Phyllis dragged me to a Bar Mitzvah, after my divorce introduced me to my first date, and even convinced me to try my first piece of cheese cake. Here I am twenty some years later and every time I take a bite of cheese cake I think of Phyllis.
At some point she decided it was time for her to move back home to Chicago. And assured me it would be a good idea for me to visit her often and get to know the city. It became an inside joke because my ex-spouse was actually from Chicago, but I needed a friend to finally get me there.
She bought herself a studio apartment in a rather old high rise by the Water Tower. Being from Phoenix where everything was built yesterday, those tall buildings around Michigan Avenue reminded me of Rome’s ancient ruins. I didn’t care that the doorman wore a fancy red jacket with tassels and golden buttons and carried a whistle to get us a taxi, but I was impressed when I found out that Michael Jordan’s girlfriend lived in the building, and it wasn’t unusual to bump into him in the elevator. Although I never did.
When she told me the price of her place I nearly fainted, mamma mia, it sure didn’t look worth the money to me. Of course I didn’t know a thing about real estate especially in Chicago and I didn’t understand the importance of a lake view. We were discussing all that late in the evening, in our pajamas, drinking champagne. So Phyllis went on and on explaining about the virtues of this building and at some point she decided to give me a tour of the rooftop amenities.

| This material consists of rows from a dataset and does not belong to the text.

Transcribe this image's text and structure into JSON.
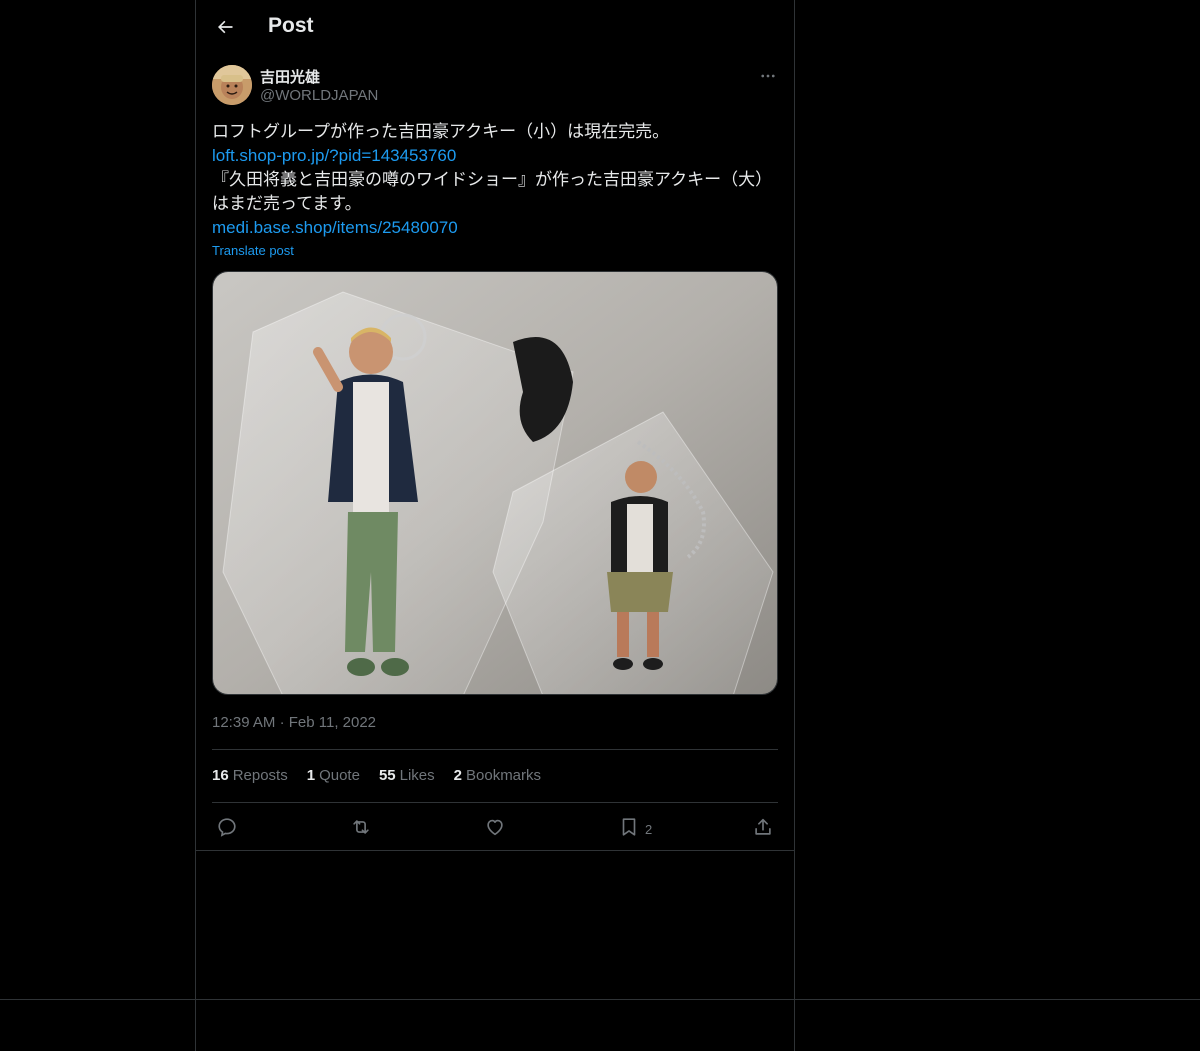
{
  "header": {
    "title": "Post",
    "back_icon": "arrow-left-icon"
  },
  "author": {
    "display_name": "吉田光雄",
    "handle": "@WORLDJAPAN"
  },
  "post": {
    "line1": "ロフトグループが作った吉田豪アクキー（小）は現在完売。",
    "link1": "loft.shop-pro.jp/?pid=143453760",
    "line2": "『久田将義と吉田豪の噂のワイドショー』が作った吉田豪アクキー（大）",
    "line3": "はまだ売ってます。",
    "link2": "medi.base.shop/items/25480070",
    "translate": "Translate post"
  },
  "meta": {
    "time": "12:39 AM",
    "separator": "·",
    "date": "Feb 11, 2022"
  },
  "stats": {
    "reposts_count": "16",
    "reposts_label": "Reposts",
    "quote_count": "1",
    "quote_label": "Quote",
    "likes_count": "55",
    "likes_label": "Likes",
    "bookmarks_count": "2",
    "bookmarks_label": "Bookmarks"
  },
  "actions": {
    "bookmark_count": "2"
  },
  "colors": {
    "background": "#000000",
    "text": "#e7e9ea",
    "muted": "#71767b",
    "link": "#1d9bf0",
    "border": "#2f3336"
  }
}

“Let’s get into the service elevator,” she said. “It’s not used at night and I’ll show you the swimming pool and ramada and all that, plus we get a terrific view of Chicago at night.” I need to add this was in the month of January, not exactly pool season. We threw our heavy wool coats over our night attire and in slippers, our faces covered with some pinkish night crème Phyllis swore worked miracles, we headed down the long, narrow corridor to the service elevator. She pushed the button and we waited, chatting and giggling about what if we bump into someone? They’ll have a heart attack, we looked like aliens…
The door of the service elevator finally opened to showcase about a dozen of people in ‘real’ evening attire looking at us without flinching, and politely asking, “Are you headed to the Smith’s reception? The regular elevator is out of service.”
Ah, Phyllis, my unforgettable friend. RIP.